## Task
Give back each line of the material that contains the word "Детали".

## Data to examine

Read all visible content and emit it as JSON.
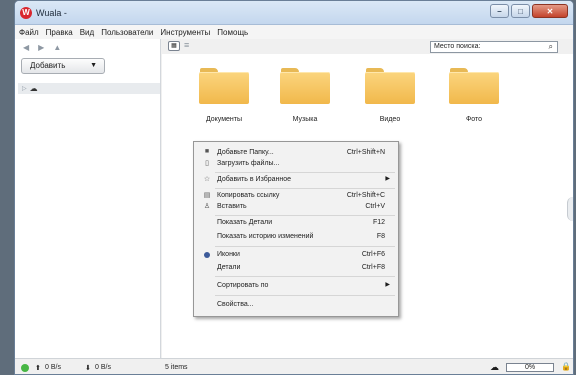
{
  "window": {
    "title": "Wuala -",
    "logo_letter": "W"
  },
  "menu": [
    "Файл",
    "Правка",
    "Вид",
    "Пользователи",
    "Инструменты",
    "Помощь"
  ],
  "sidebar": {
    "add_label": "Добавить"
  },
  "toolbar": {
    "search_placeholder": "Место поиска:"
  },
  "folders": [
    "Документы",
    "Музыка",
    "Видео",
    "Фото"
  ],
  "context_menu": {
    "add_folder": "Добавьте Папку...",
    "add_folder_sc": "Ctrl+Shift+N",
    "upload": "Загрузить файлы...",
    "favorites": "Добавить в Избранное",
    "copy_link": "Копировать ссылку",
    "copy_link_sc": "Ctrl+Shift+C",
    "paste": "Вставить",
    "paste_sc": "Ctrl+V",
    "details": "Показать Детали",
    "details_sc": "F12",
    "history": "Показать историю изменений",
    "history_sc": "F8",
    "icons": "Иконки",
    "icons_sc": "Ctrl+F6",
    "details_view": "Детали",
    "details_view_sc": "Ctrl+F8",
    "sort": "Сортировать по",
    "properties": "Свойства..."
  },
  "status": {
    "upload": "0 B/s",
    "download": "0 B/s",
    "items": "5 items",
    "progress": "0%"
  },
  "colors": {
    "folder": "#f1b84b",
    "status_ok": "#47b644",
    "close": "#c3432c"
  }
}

## Response area
    "details": "Показать Детали",
    "details_view": "Детали",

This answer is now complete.